> _TASK BRIEF_:
Copy each line containing the word "price" from the records that follow, please.

═════ RECORDS SHOWN ═════

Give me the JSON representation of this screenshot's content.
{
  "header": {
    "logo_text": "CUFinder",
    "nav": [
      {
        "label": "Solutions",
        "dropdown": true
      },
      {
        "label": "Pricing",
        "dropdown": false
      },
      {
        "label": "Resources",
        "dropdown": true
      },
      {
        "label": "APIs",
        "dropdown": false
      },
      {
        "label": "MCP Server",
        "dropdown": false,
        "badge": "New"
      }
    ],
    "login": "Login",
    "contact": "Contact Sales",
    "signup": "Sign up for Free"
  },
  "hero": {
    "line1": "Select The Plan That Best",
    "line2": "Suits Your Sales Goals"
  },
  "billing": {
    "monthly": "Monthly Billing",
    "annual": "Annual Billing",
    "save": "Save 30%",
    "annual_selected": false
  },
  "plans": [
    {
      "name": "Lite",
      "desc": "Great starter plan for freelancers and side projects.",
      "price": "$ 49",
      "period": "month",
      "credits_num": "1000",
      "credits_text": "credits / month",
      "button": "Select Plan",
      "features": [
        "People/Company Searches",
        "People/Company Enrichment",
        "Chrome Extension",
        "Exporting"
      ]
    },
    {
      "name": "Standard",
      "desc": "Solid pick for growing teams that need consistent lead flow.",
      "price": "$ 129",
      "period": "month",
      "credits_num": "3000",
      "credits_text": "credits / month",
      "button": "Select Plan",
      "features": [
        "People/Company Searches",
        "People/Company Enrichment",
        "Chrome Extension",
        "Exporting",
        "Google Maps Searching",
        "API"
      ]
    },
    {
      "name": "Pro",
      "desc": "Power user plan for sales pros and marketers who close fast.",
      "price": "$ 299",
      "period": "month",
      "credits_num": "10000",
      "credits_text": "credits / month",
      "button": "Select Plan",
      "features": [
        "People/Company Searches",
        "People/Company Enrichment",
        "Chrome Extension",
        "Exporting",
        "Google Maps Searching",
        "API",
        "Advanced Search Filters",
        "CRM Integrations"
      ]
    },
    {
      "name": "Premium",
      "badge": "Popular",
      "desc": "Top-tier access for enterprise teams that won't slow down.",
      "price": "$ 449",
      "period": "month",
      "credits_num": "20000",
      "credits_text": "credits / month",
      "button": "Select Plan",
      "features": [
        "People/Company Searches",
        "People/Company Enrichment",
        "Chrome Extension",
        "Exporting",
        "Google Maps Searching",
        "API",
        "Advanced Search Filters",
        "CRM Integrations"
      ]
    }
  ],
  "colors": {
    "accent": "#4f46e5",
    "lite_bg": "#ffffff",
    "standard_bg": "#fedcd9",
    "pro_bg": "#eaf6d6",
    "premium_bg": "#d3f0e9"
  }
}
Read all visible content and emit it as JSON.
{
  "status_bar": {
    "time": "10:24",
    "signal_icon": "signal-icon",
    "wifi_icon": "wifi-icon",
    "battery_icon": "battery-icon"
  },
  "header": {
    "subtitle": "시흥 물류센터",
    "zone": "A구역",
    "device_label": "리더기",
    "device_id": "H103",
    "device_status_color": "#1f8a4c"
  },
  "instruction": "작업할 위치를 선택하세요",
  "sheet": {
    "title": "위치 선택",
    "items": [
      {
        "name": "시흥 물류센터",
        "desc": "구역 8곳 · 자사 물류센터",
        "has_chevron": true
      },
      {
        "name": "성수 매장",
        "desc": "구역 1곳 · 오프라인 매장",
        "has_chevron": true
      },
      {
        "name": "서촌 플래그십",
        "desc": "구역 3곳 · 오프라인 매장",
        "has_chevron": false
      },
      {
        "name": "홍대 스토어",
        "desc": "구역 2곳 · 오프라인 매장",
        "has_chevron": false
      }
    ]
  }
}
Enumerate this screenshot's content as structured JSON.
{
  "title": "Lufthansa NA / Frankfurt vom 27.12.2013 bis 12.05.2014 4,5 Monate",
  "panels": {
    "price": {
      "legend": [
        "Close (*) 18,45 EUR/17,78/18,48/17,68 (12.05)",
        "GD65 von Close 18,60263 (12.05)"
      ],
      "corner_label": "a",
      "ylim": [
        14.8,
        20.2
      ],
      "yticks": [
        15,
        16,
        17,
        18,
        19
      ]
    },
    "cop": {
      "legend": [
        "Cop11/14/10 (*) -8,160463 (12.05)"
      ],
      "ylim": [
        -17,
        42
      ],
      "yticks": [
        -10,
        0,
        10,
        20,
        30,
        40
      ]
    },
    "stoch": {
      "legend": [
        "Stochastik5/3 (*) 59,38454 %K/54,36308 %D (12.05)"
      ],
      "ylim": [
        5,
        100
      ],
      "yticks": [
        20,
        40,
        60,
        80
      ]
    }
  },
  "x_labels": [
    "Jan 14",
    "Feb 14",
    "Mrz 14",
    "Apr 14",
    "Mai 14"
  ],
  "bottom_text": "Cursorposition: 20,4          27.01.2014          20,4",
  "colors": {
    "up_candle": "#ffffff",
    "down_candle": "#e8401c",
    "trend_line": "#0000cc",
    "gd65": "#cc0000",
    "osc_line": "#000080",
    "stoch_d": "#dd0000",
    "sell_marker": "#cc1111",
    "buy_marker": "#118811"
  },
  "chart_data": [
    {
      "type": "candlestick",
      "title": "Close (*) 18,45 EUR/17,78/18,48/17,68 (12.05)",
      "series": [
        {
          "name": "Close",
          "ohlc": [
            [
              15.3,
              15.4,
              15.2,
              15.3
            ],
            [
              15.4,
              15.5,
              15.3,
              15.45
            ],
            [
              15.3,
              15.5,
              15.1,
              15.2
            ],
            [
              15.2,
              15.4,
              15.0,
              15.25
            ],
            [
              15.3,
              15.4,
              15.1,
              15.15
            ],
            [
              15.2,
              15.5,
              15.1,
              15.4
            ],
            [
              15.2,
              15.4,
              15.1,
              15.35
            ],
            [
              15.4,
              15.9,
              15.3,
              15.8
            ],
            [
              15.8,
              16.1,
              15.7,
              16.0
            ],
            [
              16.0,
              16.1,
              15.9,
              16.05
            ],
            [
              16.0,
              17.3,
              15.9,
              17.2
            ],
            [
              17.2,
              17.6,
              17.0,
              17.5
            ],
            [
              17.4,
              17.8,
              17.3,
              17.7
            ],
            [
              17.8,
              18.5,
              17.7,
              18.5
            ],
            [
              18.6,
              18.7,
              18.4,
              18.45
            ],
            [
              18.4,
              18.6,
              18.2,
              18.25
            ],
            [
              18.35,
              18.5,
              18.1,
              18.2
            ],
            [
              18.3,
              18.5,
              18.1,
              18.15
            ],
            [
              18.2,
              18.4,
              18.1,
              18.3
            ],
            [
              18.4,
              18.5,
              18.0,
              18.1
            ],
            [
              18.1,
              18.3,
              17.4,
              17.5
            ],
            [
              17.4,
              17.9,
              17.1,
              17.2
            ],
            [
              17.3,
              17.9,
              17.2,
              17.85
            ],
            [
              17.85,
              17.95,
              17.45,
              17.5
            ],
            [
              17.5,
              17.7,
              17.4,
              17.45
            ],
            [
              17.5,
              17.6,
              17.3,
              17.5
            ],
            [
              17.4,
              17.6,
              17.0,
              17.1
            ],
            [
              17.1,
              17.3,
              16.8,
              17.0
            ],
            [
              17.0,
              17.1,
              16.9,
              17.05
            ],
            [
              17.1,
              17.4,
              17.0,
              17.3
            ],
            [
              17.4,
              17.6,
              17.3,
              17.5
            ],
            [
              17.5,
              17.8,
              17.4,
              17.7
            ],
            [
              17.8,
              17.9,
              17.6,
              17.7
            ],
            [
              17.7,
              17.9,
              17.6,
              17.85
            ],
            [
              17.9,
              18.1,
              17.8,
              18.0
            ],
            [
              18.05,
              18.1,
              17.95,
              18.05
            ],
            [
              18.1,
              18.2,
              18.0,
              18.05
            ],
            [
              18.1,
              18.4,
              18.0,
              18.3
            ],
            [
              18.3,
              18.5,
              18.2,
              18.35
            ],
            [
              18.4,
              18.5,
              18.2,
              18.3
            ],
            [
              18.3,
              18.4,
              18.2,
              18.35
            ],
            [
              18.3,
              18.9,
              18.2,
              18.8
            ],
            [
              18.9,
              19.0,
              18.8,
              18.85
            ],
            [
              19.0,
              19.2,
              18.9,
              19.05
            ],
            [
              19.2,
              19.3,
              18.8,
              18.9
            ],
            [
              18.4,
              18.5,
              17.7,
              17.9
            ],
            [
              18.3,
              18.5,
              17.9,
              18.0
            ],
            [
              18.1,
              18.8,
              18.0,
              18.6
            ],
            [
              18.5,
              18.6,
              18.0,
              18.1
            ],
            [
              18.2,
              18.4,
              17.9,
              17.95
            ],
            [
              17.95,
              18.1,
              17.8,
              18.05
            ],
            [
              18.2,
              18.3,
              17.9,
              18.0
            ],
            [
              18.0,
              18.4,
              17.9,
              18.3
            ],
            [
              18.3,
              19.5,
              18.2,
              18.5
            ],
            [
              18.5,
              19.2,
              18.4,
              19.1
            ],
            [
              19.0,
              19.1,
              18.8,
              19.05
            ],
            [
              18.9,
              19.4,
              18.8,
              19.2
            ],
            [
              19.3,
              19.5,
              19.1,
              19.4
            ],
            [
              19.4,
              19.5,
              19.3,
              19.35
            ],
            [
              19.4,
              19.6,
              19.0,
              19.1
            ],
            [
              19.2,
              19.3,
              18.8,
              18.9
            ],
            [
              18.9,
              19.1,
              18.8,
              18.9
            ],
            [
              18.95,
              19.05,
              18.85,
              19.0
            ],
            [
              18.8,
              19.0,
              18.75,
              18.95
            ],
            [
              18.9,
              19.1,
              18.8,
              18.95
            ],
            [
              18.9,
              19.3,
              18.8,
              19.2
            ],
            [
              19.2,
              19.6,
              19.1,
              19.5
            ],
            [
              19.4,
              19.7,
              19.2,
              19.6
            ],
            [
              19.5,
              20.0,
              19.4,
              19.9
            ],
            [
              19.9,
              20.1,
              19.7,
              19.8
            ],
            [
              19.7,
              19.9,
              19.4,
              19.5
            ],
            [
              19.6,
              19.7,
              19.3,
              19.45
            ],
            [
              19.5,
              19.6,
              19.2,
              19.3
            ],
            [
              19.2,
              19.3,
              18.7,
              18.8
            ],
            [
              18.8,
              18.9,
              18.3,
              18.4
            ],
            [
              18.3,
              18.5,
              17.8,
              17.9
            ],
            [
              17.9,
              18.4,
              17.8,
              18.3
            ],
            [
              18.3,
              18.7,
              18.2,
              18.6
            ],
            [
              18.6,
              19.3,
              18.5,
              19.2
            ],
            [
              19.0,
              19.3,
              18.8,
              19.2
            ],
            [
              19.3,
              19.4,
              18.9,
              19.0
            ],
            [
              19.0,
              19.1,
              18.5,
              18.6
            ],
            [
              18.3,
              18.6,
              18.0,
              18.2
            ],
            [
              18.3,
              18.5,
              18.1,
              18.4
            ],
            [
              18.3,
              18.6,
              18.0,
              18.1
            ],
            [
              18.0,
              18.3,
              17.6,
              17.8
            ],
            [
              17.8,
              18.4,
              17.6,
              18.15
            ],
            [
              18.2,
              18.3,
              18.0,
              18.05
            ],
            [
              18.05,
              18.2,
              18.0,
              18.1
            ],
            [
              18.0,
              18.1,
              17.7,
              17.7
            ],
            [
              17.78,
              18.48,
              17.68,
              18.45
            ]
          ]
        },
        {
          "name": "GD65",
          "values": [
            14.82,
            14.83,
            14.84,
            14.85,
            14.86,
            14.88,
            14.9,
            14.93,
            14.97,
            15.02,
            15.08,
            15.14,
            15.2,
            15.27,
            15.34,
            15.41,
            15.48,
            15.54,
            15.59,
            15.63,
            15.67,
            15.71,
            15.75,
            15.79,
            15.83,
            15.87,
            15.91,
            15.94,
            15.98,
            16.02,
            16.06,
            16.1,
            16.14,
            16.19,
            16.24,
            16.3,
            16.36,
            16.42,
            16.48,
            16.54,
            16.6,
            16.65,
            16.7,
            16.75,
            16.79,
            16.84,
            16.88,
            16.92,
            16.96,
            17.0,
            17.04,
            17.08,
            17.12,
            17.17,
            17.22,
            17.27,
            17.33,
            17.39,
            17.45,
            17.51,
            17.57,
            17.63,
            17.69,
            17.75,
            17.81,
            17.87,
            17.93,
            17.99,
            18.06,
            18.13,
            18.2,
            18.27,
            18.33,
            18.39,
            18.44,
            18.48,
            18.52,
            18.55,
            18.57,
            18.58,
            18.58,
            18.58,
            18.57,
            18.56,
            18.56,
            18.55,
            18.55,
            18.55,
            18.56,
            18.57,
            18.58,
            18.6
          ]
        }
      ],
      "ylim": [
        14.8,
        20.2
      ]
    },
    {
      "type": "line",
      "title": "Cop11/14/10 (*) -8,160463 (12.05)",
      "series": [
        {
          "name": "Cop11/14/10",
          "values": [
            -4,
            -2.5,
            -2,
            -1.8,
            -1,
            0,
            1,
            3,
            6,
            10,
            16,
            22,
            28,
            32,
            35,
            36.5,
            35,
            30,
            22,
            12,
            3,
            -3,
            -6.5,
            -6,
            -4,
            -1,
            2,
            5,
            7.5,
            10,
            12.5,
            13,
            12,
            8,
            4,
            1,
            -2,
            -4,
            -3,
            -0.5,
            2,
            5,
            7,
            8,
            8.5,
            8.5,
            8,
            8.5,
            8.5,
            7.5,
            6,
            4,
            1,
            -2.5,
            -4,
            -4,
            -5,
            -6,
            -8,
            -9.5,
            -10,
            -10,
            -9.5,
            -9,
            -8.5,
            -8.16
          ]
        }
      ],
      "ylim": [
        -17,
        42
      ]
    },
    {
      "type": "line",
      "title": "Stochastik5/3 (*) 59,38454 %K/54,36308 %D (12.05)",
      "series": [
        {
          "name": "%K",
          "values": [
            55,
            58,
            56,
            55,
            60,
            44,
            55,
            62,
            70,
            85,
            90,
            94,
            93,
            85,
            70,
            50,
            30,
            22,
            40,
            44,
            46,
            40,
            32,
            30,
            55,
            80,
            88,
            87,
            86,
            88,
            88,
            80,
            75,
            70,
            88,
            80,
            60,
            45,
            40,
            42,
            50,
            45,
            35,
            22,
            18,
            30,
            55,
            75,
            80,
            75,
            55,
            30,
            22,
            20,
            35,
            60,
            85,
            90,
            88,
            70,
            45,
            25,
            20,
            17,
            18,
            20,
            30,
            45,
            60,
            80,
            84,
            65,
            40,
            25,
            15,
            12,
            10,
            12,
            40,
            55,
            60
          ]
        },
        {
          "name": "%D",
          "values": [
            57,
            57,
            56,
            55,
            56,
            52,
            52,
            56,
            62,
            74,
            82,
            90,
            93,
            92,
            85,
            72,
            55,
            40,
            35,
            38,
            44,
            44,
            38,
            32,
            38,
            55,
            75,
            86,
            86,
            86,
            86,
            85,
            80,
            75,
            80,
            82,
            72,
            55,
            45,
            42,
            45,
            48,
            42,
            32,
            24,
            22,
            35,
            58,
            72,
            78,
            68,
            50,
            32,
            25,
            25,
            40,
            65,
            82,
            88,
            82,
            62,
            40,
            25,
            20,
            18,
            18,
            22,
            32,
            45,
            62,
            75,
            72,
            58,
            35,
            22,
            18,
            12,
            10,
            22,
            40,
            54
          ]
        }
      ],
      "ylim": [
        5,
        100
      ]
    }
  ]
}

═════

> _FINISHED TASK_:
      "price": "$ 49",
      "price": "$ 129",
      "price": "$ 299",
      "price": "$ 449",
    "price": {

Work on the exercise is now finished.